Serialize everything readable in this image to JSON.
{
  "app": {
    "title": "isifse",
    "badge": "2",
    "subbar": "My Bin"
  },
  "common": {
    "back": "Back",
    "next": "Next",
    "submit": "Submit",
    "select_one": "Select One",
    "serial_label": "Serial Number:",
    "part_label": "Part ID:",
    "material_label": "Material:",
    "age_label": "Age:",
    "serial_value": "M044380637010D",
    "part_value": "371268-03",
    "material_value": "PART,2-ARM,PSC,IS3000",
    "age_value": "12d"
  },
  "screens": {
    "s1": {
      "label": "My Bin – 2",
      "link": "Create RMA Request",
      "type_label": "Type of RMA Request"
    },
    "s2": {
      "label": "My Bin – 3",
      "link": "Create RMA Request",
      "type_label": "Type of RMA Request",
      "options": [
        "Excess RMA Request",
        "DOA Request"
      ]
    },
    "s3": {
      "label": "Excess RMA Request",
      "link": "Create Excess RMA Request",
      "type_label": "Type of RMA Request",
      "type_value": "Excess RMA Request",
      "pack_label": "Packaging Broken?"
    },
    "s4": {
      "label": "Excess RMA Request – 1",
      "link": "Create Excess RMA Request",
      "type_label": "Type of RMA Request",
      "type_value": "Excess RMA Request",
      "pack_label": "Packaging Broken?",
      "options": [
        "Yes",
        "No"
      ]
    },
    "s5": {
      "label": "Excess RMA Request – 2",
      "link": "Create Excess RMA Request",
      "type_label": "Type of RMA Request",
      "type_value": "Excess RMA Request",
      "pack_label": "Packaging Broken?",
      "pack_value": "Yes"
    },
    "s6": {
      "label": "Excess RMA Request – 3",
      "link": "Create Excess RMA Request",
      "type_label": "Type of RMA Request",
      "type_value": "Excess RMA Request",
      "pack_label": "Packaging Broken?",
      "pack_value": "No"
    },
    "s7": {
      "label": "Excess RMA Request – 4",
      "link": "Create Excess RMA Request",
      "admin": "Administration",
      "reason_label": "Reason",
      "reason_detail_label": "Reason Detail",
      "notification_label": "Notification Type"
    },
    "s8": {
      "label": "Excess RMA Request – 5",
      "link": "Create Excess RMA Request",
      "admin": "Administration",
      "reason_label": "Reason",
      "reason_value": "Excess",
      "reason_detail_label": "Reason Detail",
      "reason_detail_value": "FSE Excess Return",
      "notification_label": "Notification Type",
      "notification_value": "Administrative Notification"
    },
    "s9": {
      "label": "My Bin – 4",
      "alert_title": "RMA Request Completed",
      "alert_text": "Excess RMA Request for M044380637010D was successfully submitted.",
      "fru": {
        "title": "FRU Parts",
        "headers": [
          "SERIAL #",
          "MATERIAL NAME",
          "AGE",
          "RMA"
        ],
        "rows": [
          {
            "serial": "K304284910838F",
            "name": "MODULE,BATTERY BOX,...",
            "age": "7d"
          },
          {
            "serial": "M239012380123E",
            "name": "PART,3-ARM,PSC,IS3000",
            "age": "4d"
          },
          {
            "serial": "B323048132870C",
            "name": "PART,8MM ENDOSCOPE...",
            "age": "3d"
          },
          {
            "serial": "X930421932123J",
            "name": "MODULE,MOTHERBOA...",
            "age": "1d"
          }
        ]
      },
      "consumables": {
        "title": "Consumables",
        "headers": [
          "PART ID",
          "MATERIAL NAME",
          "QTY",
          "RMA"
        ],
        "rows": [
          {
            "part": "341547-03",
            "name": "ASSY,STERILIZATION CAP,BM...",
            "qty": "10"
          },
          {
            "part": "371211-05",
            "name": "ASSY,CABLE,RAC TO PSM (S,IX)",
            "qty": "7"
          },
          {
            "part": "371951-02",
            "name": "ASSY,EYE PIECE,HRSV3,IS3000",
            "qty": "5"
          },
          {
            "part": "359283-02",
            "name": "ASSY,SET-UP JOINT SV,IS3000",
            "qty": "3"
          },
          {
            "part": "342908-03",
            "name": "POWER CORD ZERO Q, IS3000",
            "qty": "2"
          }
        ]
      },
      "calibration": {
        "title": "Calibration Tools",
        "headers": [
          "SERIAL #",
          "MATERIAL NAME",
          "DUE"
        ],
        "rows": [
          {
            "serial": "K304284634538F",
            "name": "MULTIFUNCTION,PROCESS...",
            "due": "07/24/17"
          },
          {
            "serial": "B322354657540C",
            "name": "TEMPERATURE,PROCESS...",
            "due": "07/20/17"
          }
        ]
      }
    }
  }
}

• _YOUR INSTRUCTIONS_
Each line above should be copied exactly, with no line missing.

• _RESULT OF THE TASK_
Serialize everything readable in this image to JSON.
{
  "app": {
    "title": "isifse",
    "badge": "2",
    "subbar": "My Bin"
  },
  "common": {
    "back": "Back",
    "next": "Next",
    "submit": "Submit",
    "select_one": "Select One",
    "serial_label": "Serial Number:",
    "part_label": "Part ID:",
    "material_label": "Material:",
    "age_label": "Age:",
    "serial_value": "M044380637010D",
    "part_value": "371268-03",
    "material_value": "PART,2-ARM,PSC,IS3000",
    "age_value": "12d"
  },
  "screens": {
    "s1": {
      "label": "My Bin – 2",
      "link": "Create RMA Request",
      "type_label": "Type of RMA Request"
    },
    "s2": {
      "label": "My Bin – 3",
      "link": "Create RMA Request",
      "type_label": "Type of RMA Request",
      "options": [
        "Excess RMA Request",
        "DOA Request"
      ]
    },
    "s3": {
      "label": "Excess RMA Request",
      "link": "Create Excess RMA Request",
      "type_label": "Type of RMA Request",
      "type_value": "Excess RMA Request",
      "pack_label": "Packaging Broken?"
    },
    "s4": {
      "label": "Excess RMA Request – 1",
      "link": "Create Excess RMA Request",
      "type_label": "Type of RMA Request",
      "type_value": "Excess RMA Request",
      "pack_label": "Packaging Broken?",
      "options": [
        "Yes",
        "No"
      ]
    },
    "s5": {
      "label": "Excess RMA Request – 2",
      "link": "Create Excess RMA Request",
      "type_label": "Type of RMA Request",
      "type_value": "Excess RMA Request",
      "pack_label": "Packaging Broken?",
      "pack_value": "Yes"
    },
    "s6": {
      "label": "Excess RMA Request – 3",
      "link": "Create Excess RMA Request",
      "type_label": "Type of RMA Request",
      "type_value": "Excess RMA Request",
      "pack_label": "Packaging Broken?",
      "pack_value": "No"
    },
    "s7": {
      "label": "Excess RMA Request – 4",
      "link": "Create Excess RMA Request",
      "admin": "Administration",
      "reason_label": "Reason",
      "reason_detail_label": "Reason Detail",
      "notification_label": "Notification Type"
    },
    "s8": {
      "label": "Excess RMA Request – 5",
      "link": "Create Excess RMA Request",
      "admin": "Administration",
      "reason_label": "Reason",
      "reason_value": "Excess",
      "reason_detail_label": "Reason Detail",
      "reason_detail_value": "FSE Excess Return",
      "notification_label": "Notification Type",
      "notification_value": "Administrative Notification"
    },
    "s9": {
      "label": "My Bin – 4",
      "alert_title": "RMA Request Completed",
      "alert_text": "Excess RMA Request for M044380637010D was successfully submitted.",
      "fru": {
        "title": "FRU Parts",
        "headers": [
          "SERIAL #",
          "MATERIAL NAME",
          "AGE",
          "RMA"
        ],
        "rows": [
          {
            "serial": "K304284910838F",
            "name": "MODULE,BATTERY BOX,...",
            "age": "7d"
          },
          {
            "serial": "M239012380123E",
            "name": "PART,3-ARM,PSC,IS3000",
            "age": "4d"
          },
          {
            "serial": "B323048132870C",
            "name": "PART,8MM ENDOSCOPE...",
            "age": "3d"
          },
          {
            "serial": "X930421932123J",
            "name": "MODULE,MOTHERBOA...",
            "age": "1d"
          }
        ]
      },
      "consumables": {
        "title": "Consumables",
        "headers": [
          "PART ID",
          "MATERIAL NAME",
          "QTY",
          "RMA"
        ],
        "rows": [
          {
            "part": "341547-03",
            "name": "ASSY,STERILIZATION CAP,BM...",
            "qty": "10"
          },
          {
            "part": "371211-05",
            "name": "ASSY,CABLE,RAC TO PSM (S,IX)",
            "qty": "7"
          },
          {
            "part": "371951-02",
            "name": "ASSY,EYE PIECE,HRSV3,IS3000",
            "qty": "5"
          },
          {
            "part": "359283-02",
            "name": "ASSY,SET-UP JOINT SV,IS3000",
            "qty": "3"
          },
          {
            "part": "342908-03",
            "name": "POWER CORD ZERO Q, IS3000",
            "qty": "2"
          }
        ]
      },
      "calibration": {
        "title": "Calibration Tools",
        "headers": [
          "SERIAL #",
          "MATERIAL NAME",
          "DUE"
        ],
        "rows": [
          {
            "serial": "K304284634538F",
            "name": "MULTIFUNCTION,PROCESS...",
            "due": "07/24/17"
          },
          {
            "serial": "B322354657540C",
            "name": "TEMPERATURE,PROCESS...",
            "due": "07/20/17"
          }
        ]
      }
    }
  }
}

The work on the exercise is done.